╔══
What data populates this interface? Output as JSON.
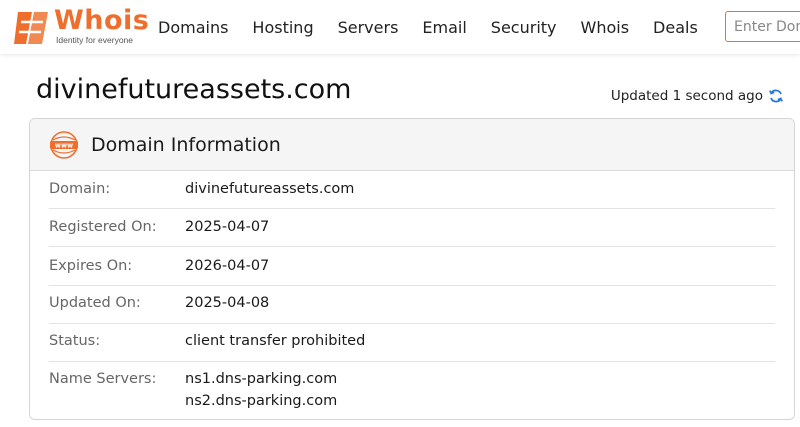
{
  "brand": {
    "name": "Whois",
    "tagline": "Identity for everyone",
    "color": "#ee6f2d"
  },
  "nav": {
    "items": [
      "Domains",
      "Hosting",
      "Servers",
      "Email",
      "Security",
      "Whois",
      "Deals"
    ]
  },
  "search": {
    "placeholder": "Enter Domain or IP"
  },
  "page": {
    "title": "divinefutureassets.com",
    "updated_text": "Updated 1 second ago"
  },
  "card": {
    "title": "Domain Information",
    "icon": "www-icon",
    "rows": [
      {
        "label": "Domain:",
        "value": "divinefutureassets.com"
      },
      {
        "label": "Registered On:",
        "value": "2025-04-07"
      },
      {
        "label": "Expires On:",
        "value": "2026-04-07"
      },
      {
        "label": "Updated On:",
        "value": "2025-04-08"
      },
      {
        "label": "Status:",
        "value": "client transfer prohibited"
      },
      {
        "label": "Name Servers:",
        "values": [
          "ns1.dns-parking.com",
          "ns2.dns-parking.com"
        ]
      }
    ]
  },
  "colors": {
    "accent": "#ee6f2d",
    "refresh": "#2b7bd6",
    "label_gray": "#666666"
  }
}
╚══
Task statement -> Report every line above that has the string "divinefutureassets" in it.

Result for this exercise ->
    "title": "divinefutureassets.com",
        "value": "divinefutureassets.com"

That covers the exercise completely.